Abstract: Anticoagulants are used for the prevention and treatment of arterial and venous thromboembolism. Such therapy is always associated with an increased risk of bleeding. Intracranial hemorrhage is the most serious form of anticoagulantsrelated bleeding and caries a high mortality rate. Many treating physicians and patients are reluctant to restart anticoagulation after such an event. For patients with continued increased risk of cardioembolism, the decision of when to restart anticoagulation is challenging and few small, single-center studies and case reports are the only available source of information. Prothrombin complex concentrates (PCC) have been shown to rapidly correct the prolonged prothrombin time associated with vitamin K antagonist (VKA) therapy. The clinical efficacy of such treatment for controlling bleeding or preventing post-operative hemorrhage in patients treated with VKA is uncertain. Thromboembolism is a potential side effect of PCC and there are limited data on the risk of such complications. New direct oral anticoagulants are approved as alternatives for VKA. These agents lack antidote and the management and outcome of patients with major bleeding on these agents is uncertain. In this thesis different aspects of the management of anticoagulants-associated bleeding complications are studied and discussed. A cohort of 234 patients from Sweden and Canada with VKA-related intracranial hemorrhage was analyzed to establish the optimal time point for resumption of anticoagulation. Early resumption carries a high risk of recurrent bleeding, whereas the risk of thromboembolism increases with delayed start. According to the result of our study, the optimal timing of resuming iii anticoagulation after VKA-associated intracranial hemorrhage seems to be between week 10 and 30 after the event. A subgroup of the above-mentioned cohort was combined with another cohort from the Netherlands. A total of 135 patients were investigated to assess the effect of PCC - compared to plasma - on survival after VKA-related intracerebral hemorrhage. Unadjusted analysis showed a benefit for PCC treatment in reducing the 30-day all-cause mortality. After adjustment for differences in prognostic factors between the two treatment groups, especially the volume of intracerebral hematoma, the beneficial effect of PCC was attenuated and became non-significant. The safety of reversal of VKA with PCC was assessed in a third cohort of 160 Swedish patients with a major bleeding event or before emergency surgery. Six patients (3.8%) developed thromboembolic events (5 arterial and 1 venous) within a week after the administration of PCC. In these patients, the unmasking of the increased risk for thromboembolism by the reversal of anticoagulation and the activation of the coagulation system by the bleeding or surgery, seem to be important contributing factors, while PCC seem to increase the risk only minimally, if any. A cohort of 1121 patients with major bleeding on dabigatran or warfarin, derived from 5 phase III trials, was used to study the management and outcomes of these bleeding events in the absence of an antidote to dabigatran. The patients who suffered major bleeding on dabigatran were older, had more renal impairment and were more frequently treated with antiplatelet agents or non-steroidal antiinflammatory drugs compared to those on warfarin, yet the outcome of dabigatran bleeding was better as reflected by a shorter stay by 1 day in the iv intensive care unit and lower 30-day all-cause mortality compared to the warfarin group. In summary, PCC seem to be safe for the treatment of VKA-associated bleeding, but their beneficial effect over plasma in case of intracerebral hemorrhage is questionable. The absence of a reversal agent for dabigatran does not seem to impact negatively on the outcome after major bleeding. When intracranial hemorrhage occurs on VKA resumption of anticoagulation should be delayed for 10-30 weeks.

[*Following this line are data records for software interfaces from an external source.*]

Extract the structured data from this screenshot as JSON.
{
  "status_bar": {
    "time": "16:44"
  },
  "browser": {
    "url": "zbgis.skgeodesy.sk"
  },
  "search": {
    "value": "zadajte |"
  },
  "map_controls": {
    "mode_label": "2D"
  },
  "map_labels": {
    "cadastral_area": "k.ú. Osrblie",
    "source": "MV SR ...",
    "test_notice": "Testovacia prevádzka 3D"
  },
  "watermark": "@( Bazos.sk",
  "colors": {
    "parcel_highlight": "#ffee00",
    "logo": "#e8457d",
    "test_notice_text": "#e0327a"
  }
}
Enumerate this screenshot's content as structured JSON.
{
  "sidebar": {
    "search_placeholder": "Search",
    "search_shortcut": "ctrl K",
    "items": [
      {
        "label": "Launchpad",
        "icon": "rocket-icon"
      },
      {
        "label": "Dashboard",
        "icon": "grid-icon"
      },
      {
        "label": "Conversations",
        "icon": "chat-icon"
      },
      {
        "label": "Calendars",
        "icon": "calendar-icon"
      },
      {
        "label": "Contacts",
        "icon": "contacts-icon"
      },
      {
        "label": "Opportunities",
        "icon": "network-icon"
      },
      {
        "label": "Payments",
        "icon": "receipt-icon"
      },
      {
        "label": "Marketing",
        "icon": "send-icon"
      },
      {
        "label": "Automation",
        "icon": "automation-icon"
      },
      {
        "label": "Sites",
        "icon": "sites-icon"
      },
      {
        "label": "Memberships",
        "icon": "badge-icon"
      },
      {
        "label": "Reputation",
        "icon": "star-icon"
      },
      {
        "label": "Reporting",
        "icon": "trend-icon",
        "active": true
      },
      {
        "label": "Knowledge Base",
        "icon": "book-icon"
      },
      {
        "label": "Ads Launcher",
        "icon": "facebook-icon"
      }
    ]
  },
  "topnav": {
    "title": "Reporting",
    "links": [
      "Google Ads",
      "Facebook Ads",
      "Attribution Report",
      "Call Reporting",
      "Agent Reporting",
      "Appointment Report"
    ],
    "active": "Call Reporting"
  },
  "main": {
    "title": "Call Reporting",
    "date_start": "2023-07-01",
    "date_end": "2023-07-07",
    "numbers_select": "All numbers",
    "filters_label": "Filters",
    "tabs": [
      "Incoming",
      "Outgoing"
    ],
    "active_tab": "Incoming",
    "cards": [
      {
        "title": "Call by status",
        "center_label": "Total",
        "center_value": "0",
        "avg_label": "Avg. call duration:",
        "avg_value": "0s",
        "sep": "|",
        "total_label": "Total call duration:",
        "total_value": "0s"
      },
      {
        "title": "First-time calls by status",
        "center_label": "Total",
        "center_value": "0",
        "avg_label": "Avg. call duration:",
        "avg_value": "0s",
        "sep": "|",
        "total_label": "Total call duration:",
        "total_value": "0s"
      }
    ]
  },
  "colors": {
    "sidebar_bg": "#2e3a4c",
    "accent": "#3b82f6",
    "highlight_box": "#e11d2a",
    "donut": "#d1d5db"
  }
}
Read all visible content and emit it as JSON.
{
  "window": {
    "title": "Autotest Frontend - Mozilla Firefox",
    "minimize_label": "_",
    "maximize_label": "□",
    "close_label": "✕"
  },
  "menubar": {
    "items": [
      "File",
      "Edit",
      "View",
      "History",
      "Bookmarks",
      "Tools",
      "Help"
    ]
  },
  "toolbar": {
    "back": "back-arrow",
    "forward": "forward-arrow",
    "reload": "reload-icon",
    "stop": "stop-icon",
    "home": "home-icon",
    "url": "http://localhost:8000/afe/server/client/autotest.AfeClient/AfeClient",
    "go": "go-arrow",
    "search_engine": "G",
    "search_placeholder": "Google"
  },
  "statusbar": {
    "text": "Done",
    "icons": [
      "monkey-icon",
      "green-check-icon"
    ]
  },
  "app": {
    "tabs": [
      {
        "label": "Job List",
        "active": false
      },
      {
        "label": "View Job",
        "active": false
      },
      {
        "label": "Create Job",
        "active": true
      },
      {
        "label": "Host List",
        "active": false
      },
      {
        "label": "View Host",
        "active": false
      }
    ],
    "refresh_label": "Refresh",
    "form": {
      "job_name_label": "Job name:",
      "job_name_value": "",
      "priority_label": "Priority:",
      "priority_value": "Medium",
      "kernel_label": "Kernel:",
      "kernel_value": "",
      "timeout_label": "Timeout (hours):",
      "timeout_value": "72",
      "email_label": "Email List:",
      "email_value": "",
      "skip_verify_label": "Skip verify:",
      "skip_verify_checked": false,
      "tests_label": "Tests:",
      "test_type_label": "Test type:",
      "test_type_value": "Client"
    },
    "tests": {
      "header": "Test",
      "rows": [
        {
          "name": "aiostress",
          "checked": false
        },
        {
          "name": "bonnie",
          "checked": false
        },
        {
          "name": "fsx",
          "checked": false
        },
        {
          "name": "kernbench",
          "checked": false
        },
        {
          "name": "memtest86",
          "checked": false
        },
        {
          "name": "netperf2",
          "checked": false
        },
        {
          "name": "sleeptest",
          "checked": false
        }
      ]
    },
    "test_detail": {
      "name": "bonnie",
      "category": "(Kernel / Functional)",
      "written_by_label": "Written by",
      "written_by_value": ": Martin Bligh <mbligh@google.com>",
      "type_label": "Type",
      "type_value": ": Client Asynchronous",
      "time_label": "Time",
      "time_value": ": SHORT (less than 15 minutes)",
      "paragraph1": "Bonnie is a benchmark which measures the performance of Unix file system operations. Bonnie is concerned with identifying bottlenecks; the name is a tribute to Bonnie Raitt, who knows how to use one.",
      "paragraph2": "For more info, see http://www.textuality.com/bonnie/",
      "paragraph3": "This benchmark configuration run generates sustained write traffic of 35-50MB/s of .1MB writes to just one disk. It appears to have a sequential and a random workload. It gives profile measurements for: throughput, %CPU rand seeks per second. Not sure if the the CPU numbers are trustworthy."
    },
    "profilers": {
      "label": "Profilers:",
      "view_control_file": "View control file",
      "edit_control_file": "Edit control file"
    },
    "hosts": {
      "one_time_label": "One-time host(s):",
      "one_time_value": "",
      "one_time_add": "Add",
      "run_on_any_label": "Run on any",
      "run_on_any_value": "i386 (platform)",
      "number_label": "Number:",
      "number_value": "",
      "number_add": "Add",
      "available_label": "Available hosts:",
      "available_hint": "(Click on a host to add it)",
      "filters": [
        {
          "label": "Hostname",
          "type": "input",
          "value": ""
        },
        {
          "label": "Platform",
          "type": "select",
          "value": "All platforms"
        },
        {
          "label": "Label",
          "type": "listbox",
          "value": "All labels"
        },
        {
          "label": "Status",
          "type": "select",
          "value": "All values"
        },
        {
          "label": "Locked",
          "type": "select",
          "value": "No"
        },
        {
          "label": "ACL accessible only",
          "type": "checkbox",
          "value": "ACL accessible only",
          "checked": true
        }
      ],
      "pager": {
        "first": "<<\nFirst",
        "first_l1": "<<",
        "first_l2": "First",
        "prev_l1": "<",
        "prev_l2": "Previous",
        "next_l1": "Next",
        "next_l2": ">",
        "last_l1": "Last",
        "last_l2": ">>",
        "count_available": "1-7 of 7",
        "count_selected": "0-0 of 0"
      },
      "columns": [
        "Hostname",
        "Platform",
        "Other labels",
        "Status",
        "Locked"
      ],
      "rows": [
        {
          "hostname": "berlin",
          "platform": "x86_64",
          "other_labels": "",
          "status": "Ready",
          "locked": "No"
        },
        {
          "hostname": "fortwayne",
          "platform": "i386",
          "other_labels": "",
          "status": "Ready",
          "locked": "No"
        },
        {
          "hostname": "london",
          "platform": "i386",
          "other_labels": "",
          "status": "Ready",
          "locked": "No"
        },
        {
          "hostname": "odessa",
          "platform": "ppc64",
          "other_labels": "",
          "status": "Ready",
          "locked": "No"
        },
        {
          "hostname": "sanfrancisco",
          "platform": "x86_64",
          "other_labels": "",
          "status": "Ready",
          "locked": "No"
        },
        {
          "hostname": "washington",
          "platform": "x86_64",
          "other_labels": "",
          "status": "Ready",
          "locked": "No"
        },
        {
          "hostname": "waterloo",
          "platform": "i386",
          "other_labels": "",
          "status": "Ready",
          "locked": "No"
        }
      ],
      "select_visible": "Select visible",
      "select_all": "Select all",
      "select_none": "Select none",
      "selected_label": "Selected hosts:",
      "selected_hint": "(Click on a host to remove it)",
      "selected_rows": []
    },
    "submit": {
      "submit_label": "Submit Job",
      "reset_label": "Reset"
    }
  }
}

This dissertation MIGHT be available in PDF-format. Check this page to see if it is available for download.